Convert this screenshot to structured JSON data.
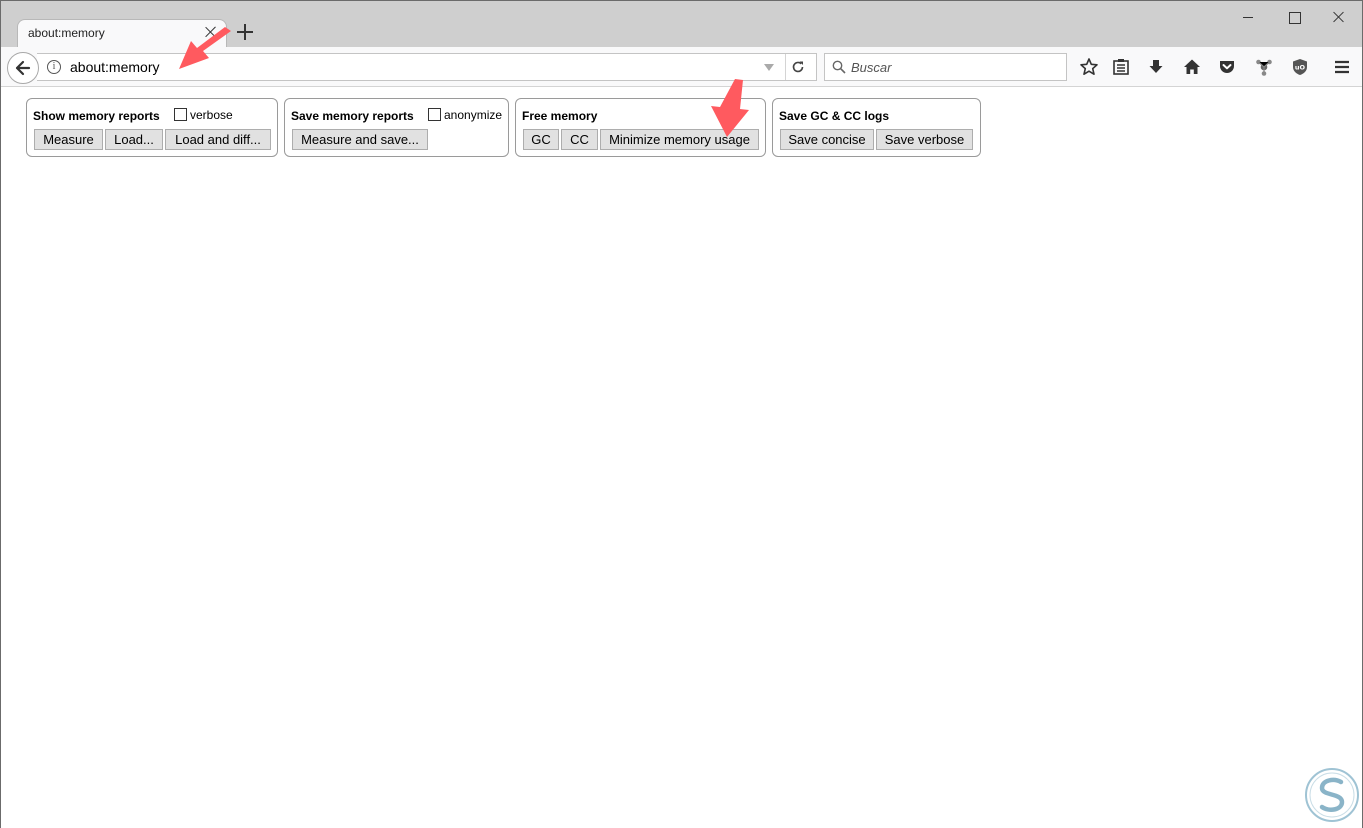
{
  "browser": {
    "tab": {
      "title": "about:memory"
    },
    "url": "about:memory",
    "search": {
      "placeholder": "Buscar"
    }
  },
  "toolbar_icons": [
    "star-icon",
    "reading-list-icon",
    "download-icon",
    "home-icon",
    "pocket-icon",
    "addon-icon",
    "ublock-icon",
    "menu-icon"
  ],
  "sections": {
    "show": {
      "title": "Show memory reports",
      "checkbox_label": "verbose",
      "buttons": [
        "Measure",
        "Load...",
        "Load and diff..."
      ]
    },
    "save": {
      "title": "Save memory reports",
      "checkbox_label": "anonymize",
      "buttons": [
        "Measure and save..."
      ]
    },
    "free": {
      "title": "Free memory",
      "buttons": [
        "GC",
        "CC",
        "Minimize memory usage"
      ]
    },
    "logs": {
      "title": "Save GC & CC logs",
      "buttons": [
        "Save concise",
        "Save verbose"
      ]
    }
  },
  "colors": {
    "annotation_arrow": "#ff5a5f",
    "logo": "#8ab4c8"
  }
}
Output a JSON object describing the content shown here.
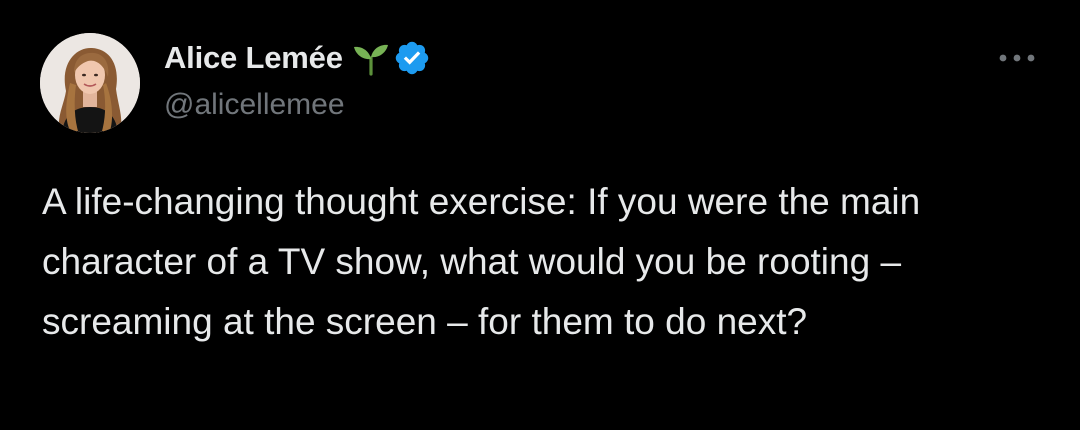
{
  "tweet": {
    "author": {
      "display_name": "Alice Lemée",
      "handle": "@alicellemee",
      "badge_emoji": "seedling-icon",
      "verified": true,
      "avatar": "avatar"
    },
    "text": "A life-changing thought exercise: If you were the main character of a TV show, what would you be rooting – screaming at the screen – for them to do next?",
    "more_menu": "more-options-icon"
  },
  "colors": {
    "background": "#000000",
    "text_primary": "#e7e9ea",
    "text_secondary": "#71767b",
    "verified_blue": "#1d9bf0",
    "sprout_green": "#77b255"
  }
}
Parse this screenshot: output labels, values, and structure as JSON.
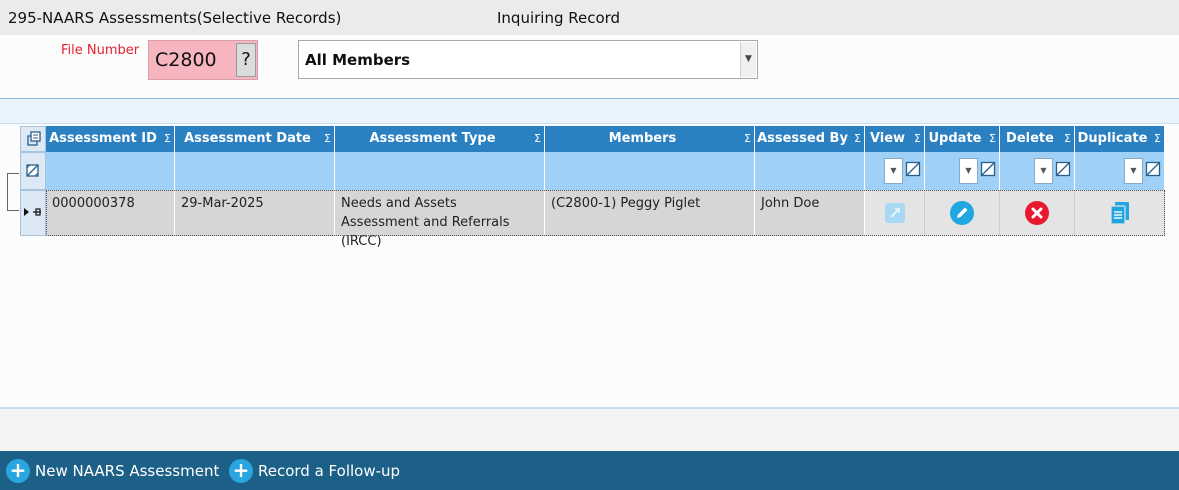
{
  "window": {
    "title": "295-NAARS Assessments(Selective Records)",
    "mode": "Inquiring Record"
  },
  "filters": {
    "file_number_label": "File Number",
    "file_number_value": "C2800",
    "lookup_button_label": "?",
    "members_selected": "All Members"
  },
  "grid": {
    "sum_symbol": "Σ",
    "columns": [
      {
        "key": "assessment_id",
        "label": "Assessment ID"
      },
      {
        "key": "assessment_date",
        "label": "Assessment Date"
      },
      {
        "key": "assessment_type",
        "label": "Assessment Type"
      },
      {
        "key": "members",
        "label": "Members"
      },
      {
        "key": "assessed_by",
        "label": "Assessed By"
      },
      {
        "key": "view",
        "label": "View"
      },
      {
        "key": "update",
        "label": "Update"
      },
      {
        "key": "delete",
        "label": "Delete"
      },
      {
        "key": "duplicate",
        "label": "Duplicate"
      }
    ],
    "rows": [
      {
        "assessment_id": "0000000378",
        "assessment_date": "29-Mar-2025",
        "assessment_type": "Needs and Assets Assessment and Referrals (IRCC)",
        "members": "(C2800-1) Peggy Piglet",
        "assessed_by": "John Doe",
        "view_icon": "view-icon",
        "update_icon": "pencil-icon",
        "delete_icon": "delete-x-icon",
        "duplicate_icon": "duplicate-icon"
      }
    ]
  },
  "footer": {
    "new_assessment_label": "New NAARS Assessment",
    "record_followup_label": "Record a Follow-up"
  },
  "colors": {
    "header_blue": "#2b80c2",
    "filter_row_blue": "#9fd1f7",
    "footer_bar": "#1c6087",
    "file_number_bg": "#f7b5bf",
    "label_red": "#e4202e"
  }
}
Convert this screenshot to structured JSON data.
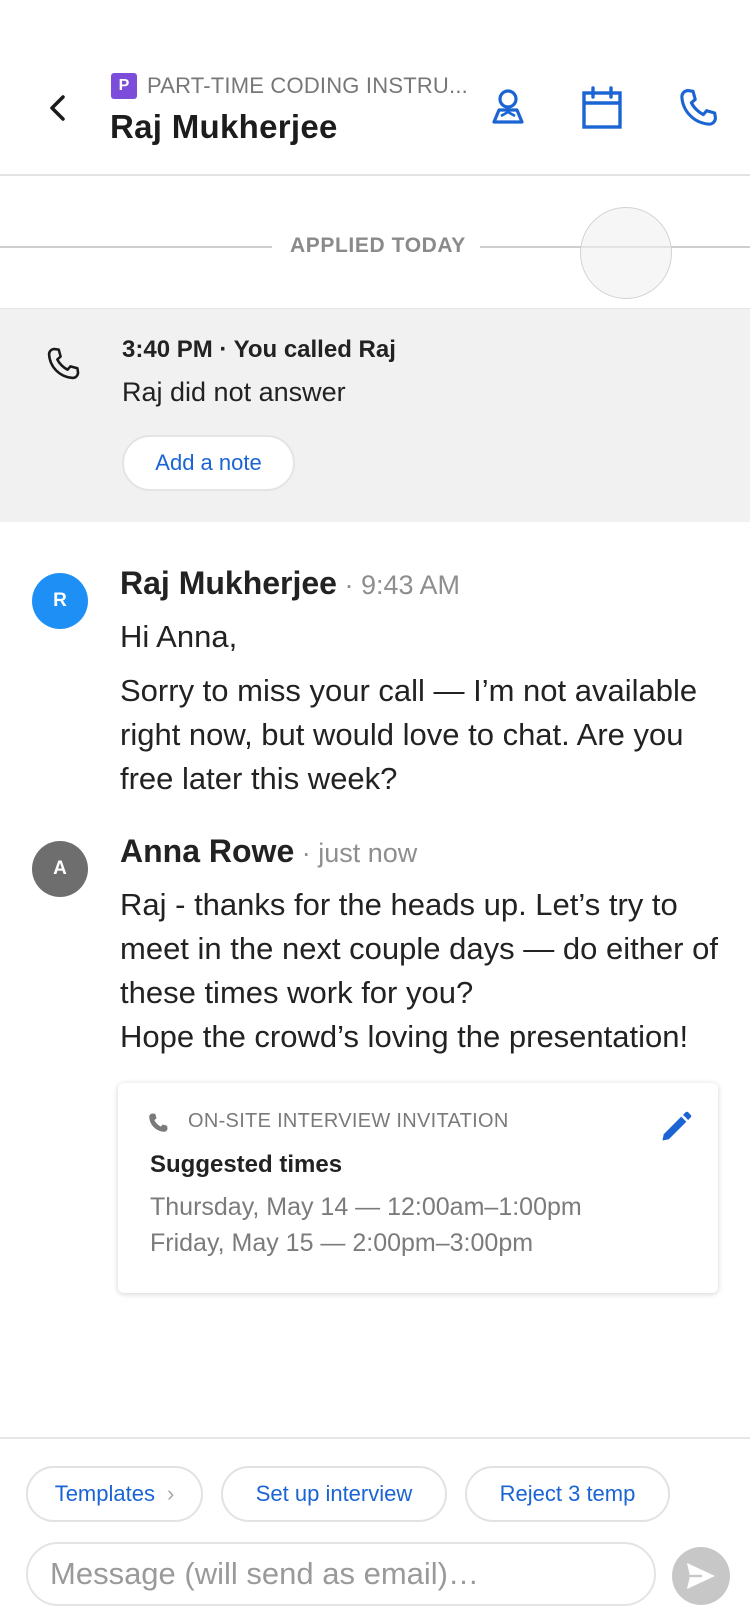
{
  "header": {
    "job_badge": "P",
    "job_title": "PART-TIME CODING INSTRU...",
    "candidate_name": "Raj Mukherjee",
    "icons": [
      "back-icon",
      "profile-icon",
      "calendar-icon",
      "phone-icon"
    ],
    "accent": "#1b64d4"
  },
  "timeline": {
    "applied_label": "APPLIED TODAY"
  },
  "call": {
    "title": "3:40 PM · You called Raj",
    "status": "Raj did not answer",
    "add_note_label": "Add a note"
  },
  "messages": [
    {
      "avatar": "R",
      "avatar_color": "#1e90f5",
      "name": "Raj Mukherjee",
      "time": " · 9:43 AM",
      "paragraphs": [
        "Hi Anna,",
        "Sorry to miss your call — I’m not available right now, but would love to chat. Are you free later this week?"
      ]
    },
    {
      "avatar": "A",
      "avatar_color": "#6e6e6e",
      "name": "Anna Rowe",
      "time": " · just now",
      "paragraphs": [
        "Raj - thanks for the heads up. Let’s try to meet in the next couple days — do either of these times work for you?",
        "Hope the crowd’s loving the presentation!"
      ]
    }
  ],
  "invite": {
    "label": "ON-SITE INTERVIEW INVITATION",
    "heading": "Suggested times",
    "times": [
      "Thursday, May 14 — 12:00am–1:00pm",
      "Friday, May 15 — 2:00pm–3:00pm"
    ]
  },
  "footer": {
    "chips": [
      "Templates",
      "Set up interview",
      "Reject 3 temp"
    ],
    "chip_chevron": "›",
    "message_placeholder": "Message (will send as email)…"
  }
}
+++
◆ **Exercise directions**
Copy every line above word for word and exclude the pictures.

◆ **Answer below**
Convert this screenshot to structured JSON data.
{
  "browser": {
    "tab": {
      "title": "about:memory"
    },
    "url": "about:memory",
    "search": {
      "placeholder": "Buscar"
    }
  },
  "toolbar_icons": [
    "star-icon",
    "reading-list-icon",
    "download-icon",
    "home-icon",
    "pocket-icon",
    "addon-icon",
    "ublock-icon",
    "menu-icon"
  ],
  "sections": {
    "show": {
      "title": "Show memory reports",
      "checkbox_label": "verbose",
      "buttons": [
        "Measure",
        "Load...",
        "Load and diff..."
      ]
    },
    "save": {
      "title": "Save memory reports",
      "checkbox_label": "anonymize",
      "buttons": [
        "Measure and save..."
      ]
    },
    "free": {
      "title": "Free memory",
      "buttons": [
        "GC",
        "CC",
        "Minimize memory usage"
      ]
    },
    "logs": {
      "title": "Save GC & CC logs",
      "buttons": [
        "Save concise",
        "Save verbose"
      ]
    }
  },
  "colors": {
    "annotation_arrow": "#ff5a5f",
    "logo": "#8ab4c8"
  }
}
Output a JSON object describing the content shown here.
{
  "tweet": {
    "author": {
      "display_name": "Alice Lemée",
      "handle": "@alicellemee",
      "badge_emoji": "seedling-icon",
      "verified": true,
      "avatar": "avatar"
    },
    "text": "A life-changing thought exercise: If you were the main character of a TV show, what would you be rooting – screaming at the screen – for them to do next?",
    "more_menu": "more-options-icon"
  },
  "colors": {
    "background": "#000000",
    "text_primary": "#e7e9ea",
    "text_secondary": "#71767b",
    "verified_blue": "#1d9bf0",
    "sprout_green": "#77b255"
  }
}
Parse this screenshot: output labels, values, and structure as JSON.
{
  "window": {
    "title": "295-NAARS Assessments(Selective Records)",
    "mode": "Inquiring Record"
  },
  "filters": {
    "file_number_label": "File Number",
    "file_number_value": "C2800",
    "lookup_button_label": "?",
    "members_selected": "All Members"
  },
  "grid": {
    "sum_symbol": "Σ",
    "columns": [
      {
        "key": "assessment_id",
        "label": "Assessment ID"
      },
      {
        "key": "assessment_date",
        "label": "Assessment Date"
      },
      {
        "key": "assessment_type",
        "label": "Assessment Type"
      },
      {
        "key": "members",
        "label": "Members"
      },
      {
        "key": "assessed_by",
        "label": "Assessed By"
      },
      {
        "key": "view",
        "label": "View"
      },
      {
        "key": "update",
        "label": "Update"
      },
      {
        "key": "delete",
        "label": "Delete"
      },
      {
        "key": "duplicate",
        "label": "Duplicate"
      }
    ],
    "rows": [
      {
        "assessment_id": "0000000378",
        "assessment_date": "29-Mar-2025",
        "assessment_type": "Needs and Assets Assessment and Referrals (IRCC)",
        "members": "(C2800-1) Peggy Piglet",
        "assessed_by": "John Doe",
        "view_icon": "view-icon",
        "update_icon": "pencil-icon",
        "delete_icon": "delete-x-icon",
        "duplicate_icon": "duplicate-icon"
      }
    ]
  },
  "footer": {
    "new_assessment_label": "New NAARS Assessment",
    "record_followup_label": "Record a Follow-up"
  },
  "colors": {
    "header_blue": "#2b80c2",
    "filter_row_blue": "#9fd1f7",
    "footer_bar": "#1c6087",
    "file_number_bg": "#f7b5bf",
    "label_red": "#e4202e"
  }
}
Convert this screenshot to structured JSON data.
{
  "header": {
    "job_badge": "P",
    "job_title": "PART-TIME CODING INSTRU...",
    "candidate_name": "Raj Mukherjee",
    "icons": [
      "back-icon",
      "profile-icon",
      "calendar-icon",
      "phone-icon"
    ],
    "accent": "#1b64d4"
  },
  "timeline": {
    "applied_label": "APPLIED TODAY"
  },
  "call": {
    "title": "3:40 PM · You called Raj",
    "status": "Raj did not answer",
    "add_note_label": "Add a note"
  },
  "messages": [
    {
      "avatar": "R",
      "avatar_color": "#1e90f5",
      "name": "Raj Mukherjee",
      "time": " · 9:43 AM",
      "paragraphs": [
        "Hi Anna,",
        "Sorry to miss your call — I’m not available right now, but would love to chat. Are you free later this week?"
      ]
    },
    {
      "avatar": "A",
      "avatar_color": "#6e6e6e",
      "name": "Anna Rowe",
      "time": " · just now",
      "paragraphs": [
        "Raj - thanks for the heads up. Let’s try to meet in the next couple days — do either of these times work for you?",
        "Hope the crowd’s loving the presentation!"
      ]
    }
  ],
  "invite": {
    "label": "ON-SITE INTERVIEW INVITATION",
    "heading": "Suggested times",
    "times": [
      "Thursday, May 14 — 12:00am–1:00pm",
      "Friday, May 15 — 2:00pm–3:00pm"
    ]
  },
  "footer": {
    "chips": [
      "Templates",
      "Set up interview",
      "Reject 3 temp"
    ],
    "chip_chevron": "›",
    "message_placeholder": "Message (will send as email)…"
  }
}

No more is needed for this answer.